FILE PHOTO: Golden State Warriors guard Stephen Curry (30) moves the ball as center JaVale McGee (1) provides the screen against Los Angeles Clippers guard Patrick Beverley (21) during the first half at Staples Center, October 30, 2017; Los Angeles, CA, USA. Mandatory Credit: Gary A. Vasquez-USA TODAY Sports
LOS ANGELES (Reuters) – With each passing trip to the NBA Finals, the Golden State Warriors add to the championship miles that threaten to stall their run.
The price of continued excellence in the National Basketball Association (NBA) is the grind of long seasons and the challenge of sustaining concentration throughout.
Having reached the last three NBA Finals, winning two, the Warriors have shown signs of such weariness during their inconsistent 5-3 start to the campaign.
But helping to balance the redundancy of another Golden State regular season is the insertion of new faces.
Reserves like Omri Casspi of Israel, Nick Young and rookie Jordan Bell will not steal any headlines from Stephen Curry or Kevin Durant this season but their arrival is invaluable to the Warriors’ long journey.
“It’s always important to add some new guys, new blood to a championship team,” Warriors coach Steve Kerr told Reuters following his team’s 141-113 rout of the Los Angeles Clippers on Monday.
“I think that’s where Omri, and Nick and Jordan Bell come into play. They will help us through the year for sure.”
When the Warriors enter each off-season to target acquisitions it is not just to retool, but to refresh.
Last season, veteran pick ups like David West, Zaza Pachulia and JaVale McGee renewed the team’s spirit and helped propel another title run.
The Warriors are counting on the same effect from this year’s fresh faces.
Chemistry and good vibes aside, Casspi brings versatility at 6-foot-9 as a ball handler and passer; Young is a fun-loving streak shooter and Bell is a spry athlete.
“I think they’re better when you look at all the stuff they’ve added,” said Clippers coach Doc Rivers. “I think they had a great summer.”
The Warriors were a unit in command of all their weapons against Los Angeles on Monday, shooting and passing the Clippers out of the arena.
“Great teams have that balance where every night, no matter what lineup is out there you know what your identity is and how you’re going to get a win,” Curry said.
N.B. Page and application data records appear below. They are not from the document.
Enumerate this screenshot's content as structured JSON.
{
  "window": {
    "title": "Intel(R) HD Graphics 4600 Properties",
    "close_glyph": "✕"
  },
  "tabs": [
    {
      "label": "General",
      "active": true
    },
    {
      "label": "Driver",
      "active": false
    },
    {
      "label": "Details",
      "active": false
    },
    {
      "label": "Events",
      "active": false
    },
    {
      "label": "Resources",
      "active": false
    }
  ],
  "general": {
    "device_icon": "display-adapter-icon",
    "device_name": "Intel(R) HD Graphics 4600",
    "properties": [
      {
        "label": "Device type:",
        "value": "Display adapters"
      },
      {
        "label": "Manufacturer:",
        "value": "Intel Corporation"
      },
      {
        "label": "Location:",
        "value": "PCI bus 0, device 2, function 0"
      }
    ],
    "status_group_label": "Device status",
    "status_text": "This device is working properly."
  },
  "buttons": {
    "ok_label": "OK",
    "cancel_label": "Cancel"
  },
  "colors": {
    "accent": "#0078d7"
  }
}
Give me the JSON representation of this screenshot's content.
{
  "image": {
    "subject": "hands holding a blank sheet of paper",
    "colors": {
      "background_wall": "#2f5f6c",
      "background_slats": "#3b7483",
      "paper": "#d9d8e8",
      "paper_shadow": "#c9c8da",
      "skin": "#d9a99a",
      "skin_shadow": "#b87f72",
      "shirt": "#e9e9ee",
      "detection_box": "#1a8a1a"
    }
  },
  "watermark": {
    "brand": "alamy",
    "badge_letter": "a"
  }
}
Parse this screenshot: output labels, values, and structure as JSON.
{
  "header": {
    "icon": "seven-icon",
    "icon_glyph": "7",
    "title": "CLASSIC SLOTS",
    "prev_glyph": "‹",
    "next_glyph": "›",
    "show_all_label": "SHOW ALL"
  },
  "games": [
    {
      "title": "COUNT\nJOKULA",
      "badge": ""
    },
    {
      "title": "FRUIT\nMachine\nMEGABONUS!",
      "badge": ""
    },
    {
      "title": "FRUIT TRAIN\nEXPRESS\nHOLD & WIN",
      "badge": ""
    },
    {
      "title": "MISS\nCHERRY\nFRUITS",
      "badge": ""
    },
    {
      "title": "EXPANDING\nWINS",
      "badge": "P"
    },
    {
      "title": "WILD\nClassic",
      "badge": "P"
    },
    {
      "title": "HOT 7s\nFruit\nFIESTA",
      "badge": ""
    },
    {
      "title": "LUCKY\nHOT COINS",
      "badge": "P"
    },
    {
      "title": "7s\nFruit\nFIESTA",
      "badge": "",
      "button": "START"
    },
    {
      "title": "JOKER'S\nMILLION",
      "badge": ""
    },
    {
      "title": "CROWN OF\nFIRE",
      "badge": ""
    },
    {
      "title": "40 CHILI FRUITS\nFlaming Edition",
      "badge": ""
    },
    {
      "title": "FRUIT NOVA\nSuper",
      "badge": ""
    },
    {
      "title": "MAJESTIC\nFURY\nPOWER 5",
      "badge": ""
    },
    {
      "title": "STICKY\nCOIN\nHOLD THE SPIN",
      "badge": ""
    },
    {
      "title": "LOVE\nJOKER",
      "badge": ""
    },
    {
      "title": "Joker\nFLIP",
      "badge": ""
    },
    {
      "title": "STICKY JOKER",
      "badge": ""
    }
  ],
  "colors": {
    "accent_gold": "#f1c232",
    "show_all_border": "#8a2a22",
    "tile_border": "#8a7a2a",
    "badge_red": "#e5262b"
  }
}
This year’s version of the Warriors are still finding that identity, and Kerr knows the season will include letdowns like the team’s blown lead defeats to Houston and Detroit this month.
Kerr remembers playing for the two-time defending champion Chicago Bulls who began their 1997-98 campaign with a lackluster 8-7 mark.
“There’s a mental fatigue (after winning championships) more than anything. You feel it after a number of years,” Kerr said.
“I can tell this year is going to be a lot harder than that first year (in 2014).”
Editing by Steve Keating in Toronto